Stannis shook his head.  There wasn’t time to dwell on the past.  The folder in his lap required his attention.  He set his tea cup aside and withdrew a stack of agent biographies from the file, ready to begin the selection process.  From the start he knew he wanted Davos Seaworth, weapons specialist, as his number two in command.  He’d worked with the man before and held him in high regard.  Davos could not only procure any weapons needed for the mission, but he would be instrumental in negotiating with the arms dealer and securing the dangerous material they were after.  He knew that the name Davos Seaworth was an alias.  None of them knew the real names of the other agents, for their own protection.  Information you didn’t know couldn’t be tortured out of you if you were captured.  Still, he trusted the man based upon their history as teammates and his own intuition that had served him well in the past.  He pulled the photo of the distinguished-looking, bearded Seaworth from the folder and set it aside. 


The next photo in the packet was of a ginger-bearded man wearing an eye patch ─ Beric Dondarrion.  Beric was also a weapons specialist and a fine agent, but Stannis felt he lacked the finesse at negotiation that Davos possessed.  Beric could sometimes be short-tempered.  Stannis quickly decided he couldn’t use him for this assignment and moved the picture of Beric to the back of the stack.  He took a sip of tea and thoughtfully studied the head shot of a striking redhead with arresting eyes.  The mysterious agent, known to Stannis only as Melisandre, was also essential for this mission.  She was as masterful as a jewel thief, able to circumvent any security system invented, and so beautiful that she could literally charm the trousers off of any guards they encountered.  Melisandre had worked several successful assignments behind the Iron Curtain.  He placed her photo with that of Davos. 


The final team member Stannis needed was someone to act as a driver and bodyguard.  He quickly sorted through the remaining photos in the folder.  He hesitated when he recognized the bald head of agent Boros Blount.  Blount spoke Russian, but Stannis feared the man was too physically distinctive with his stout frame and flattened nose.  He didn’t want a man who would stand out in a crowd.  No, he needed someone strong who could also blend in and conduct surveillance easily.  Stannis finally settled upon the photo of Gendry Waters.  The young man had a good reputation as an agent with a promising future.  He would be the muscle of the group, extensively trained in hand-to-hand combat.  Gendry would serve as the bodyguard that Stannis would be expected to bring to a meeting between criminals. 

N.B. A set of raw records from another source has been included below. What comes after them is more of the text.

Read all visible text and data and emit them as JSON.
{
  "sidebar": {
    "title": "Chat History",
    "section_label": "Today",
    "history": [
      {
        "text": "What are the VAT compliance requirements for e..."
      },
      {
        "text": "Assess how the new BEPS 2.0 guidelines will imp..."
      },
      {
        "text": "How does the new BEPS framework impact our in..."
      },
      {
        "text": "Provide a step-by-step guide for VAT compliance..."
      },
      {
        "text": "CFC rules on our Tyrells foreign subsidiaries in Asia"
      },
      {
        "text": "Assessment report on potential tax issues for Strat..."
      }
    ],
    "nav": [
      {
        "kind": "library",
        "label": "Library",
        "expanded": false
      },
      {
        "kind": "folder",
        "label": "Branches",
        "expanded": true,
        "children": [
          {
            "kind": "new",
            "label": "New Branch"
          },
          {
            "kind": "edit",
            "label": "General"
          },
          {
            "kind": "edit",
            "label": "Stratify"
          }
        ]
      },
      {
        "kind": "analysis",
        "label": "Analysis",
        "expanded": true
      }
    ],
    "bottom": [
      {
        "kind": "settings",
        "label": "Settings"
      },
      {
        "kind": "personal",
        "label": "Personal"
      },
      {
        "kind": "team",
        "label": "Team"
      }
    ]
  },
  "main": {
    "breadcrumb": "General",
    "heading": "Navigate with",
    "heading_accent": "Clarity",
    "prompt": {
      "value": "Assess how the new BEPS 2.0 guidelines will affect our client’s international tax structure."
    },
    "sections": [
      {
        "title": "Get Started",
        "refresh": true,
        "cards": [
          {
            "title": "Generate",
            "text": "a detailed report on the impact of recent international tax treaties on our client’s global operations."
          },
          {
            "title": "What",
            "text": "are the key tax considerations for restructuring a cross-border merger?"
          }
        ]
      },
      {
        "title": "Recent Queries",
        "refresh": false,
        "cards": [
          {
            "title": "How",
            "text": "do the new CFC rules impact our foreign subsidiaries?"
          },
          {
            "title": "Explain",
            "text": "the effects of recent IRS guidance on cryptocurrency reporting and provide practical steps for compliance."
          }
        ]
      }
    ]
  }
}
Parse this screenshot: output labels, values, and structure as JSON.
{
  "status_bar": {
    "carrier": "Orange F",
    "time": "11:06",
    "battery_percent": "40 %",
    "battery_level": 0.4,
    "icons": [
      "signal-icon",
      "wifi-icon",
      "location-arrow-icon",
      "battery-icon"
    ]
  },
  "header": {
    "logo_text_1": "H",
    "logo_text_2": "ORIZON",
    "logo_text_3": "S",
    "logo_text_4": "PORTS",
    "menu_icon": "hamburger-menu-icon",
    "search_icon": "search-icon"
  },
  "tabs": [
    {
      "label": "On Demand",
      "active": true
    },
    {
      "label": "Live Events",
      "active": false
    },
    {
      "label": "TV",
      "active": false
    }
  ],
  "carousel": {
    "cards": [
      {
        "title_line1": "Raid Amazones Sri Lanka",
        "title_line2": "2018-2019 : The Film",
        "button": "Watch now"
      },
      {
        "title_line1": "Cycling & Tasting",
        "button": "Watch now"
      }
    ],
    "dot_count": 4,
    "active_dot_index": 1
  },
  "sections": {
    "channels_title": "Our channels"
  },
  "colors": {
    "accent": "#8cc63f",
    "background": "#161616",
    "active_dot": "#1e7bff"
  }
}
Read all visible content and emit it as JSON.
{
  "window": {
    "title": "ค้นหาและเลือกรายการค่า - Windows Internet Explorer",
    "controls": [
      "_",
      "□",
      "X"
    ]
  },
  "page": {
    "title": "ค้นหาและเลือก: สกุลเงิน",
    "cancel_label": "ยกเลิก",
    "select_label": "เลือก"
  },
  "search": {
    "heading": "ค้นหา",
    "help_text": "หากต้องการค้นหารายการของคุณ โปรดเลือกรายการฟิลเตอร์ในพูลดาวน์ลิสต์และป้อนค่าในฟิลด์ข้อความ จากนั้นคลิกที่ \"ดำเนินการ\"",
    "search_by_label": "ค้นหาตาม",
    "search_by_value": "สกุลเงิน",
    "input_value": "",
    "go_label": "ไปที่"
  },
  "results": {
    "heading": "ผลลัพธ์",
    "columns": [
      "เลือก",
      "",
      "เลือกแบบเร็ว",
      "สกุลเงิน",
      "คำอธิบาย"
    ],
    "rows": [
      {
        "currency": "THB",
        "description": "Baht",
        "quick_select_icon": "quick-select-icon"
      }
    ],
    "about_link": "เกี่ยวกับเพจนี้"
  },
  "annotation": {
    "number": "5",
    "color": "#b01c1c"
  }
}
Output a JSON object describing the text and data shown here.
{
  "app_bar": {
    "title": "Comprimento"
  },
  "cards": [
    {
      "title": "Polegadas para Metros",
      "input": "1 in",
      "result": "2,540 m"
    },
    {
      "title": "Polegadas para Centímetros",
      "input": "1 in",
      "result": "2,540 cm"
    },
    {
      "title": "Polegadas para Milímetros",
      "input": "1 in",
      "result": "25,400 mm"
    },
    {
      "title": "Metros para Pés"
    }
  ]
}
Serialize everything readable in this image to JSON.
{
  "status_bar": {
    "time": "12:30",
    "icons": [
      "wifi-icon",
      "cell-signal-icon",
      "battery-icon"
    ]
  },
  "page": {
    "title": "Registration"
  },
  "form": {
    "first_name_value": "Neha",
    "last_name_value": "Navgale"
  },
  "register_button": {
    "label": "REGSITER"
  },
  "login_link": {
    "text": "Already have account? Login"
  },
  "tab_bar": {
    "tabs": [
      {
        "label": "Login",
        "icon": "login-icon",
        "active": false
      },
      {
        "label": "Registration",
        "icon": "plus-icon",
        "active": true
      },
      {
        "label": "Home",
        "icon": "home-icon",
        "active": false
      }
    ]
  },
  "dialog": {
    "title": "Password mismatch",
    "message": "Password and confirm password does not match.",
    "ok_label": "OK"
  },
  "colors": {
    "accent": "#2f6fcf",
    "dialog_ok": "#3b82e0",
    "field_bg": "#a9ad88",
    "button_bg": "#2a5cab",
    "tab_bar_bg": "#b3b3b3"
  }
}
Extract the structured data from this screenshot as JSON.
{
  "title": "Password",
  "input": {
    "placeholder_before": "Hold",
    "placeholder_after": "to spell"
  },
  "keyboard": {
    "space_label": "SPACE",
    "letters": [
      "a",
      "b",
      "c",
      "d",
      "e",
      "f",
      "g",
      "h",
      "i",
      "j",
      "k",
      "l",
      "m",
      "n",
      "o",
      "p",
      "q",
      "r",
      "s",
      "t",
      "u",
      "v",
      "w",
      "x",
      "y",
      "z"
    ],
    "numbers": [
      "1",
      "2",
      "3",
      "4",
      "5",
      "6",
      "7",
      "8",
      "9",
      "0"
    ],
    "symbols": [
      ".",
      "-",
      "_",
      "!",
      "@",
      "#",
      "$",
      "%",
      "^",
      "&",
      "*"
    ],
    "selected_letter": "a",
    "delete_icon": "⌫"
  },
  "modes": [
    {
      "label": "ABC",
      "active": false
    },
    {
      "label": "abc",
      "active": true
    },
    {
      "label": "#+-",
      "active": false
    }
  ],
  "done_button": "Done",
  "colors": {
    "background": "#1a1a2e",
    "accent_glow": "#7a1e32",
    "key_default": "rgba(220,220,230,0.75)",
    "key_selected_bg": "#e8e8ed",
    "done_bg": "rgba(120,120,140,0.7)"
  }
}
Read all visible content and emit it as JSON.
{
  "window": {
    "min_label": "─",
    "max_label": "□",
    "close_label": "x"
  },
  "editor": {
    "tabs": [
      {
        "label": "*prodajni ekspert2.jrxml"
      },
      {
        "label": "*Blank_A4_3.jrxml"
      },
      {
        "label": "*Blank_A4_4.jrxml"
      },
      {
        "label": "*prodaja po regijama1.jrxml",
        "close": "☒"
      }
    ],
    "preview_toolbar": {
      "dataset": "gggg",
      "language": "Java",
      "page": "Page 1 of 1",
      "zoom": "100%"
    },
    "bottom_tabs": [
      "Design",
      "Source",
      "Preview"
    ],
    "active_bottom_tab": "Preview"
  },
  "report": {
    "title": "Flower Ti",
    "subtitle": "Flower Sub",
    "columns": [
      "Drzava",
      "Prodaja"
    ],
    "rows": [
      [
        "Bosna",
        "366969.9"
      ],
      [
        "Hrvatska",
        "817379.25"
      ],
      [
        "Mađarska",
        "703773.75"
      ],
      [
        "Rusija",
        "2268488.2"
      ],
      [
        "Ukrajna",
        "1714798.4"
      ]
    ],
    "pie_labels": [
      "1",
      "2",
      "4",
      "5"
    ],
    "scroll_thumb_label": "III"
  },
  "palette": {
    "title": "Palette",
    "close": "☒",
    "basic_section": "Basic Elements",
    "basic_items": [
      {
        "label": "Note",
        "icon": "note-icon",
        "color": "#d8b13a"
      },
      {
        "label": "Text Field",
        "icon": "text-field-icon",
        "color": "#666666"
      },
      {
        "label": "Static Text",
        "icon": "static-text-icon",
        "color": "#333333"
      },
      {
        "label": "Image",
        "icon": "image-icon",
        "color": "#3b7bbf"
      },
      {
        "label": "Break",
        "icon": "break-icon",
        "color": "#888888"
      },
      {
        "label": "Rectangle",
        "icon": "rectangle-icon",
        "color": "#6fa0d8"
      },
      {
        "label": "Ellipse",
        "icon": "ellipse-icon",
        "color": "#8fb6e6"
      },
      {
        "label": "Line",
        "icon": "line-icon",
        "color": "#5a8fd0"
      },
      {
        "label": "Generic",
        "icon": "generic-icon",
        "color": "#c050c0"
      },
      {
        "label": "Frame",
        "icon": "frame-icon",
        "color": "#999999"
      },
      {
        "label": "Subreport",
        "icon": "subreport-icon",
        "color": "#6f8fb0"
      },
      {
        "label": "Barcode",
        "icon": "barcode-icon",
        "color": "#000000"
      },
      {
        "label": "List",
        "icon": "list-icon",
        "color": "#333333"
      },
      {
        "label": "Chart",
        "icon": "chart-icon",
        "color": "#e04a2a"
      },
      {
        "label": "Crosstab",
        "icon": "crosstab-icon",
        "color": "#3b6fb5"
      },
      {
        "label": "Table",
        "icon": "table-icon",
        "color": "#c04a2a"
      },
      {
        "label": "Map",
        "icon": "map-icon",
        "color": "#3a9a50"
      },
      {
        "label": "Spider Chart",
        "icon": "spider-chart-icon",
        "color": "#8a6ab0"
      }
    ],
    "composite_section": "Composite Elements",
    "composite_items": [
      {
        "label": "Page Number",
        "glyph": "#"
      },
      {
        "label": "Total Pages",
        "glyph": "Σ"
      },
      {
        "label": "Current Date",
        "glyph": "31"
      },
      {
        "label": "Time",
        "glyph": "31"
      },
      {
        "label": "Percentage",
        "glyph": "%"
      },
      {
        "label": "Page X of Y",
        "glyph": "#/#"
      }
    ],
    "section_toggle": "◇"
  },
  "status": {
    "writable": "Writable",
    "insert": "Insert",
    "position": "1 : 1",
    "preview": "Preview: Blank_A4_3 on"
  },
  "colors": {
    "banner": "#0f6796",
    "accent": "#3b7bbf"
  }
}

Satisfied with the team he had chosen, the wildcard as Stannis saw it was Baelish.  He didn’t know the man and he was, therefore, not to be trusted.  Baelish had to be included as part of the team, due to his undercover position in the Belarusian government.  Baelish was supposed to provide another team member ─ someone who would be their liaison in Minsk.  This as-yet-unknown contact would be instrumental in making their introductions to the arms dealer.  Stannis didn’t like surprises and he would be on his guard until he was certain that Baelish posed no threat.  It wasn’t unusual for Stannis to have doubts at the start of a mission; however, as he dialed the secret number that would initiate the arrangements to gather the team, Stannis couldn’t shake a niggling feeling in the back of his mind that this mission would prove to be especially problematic.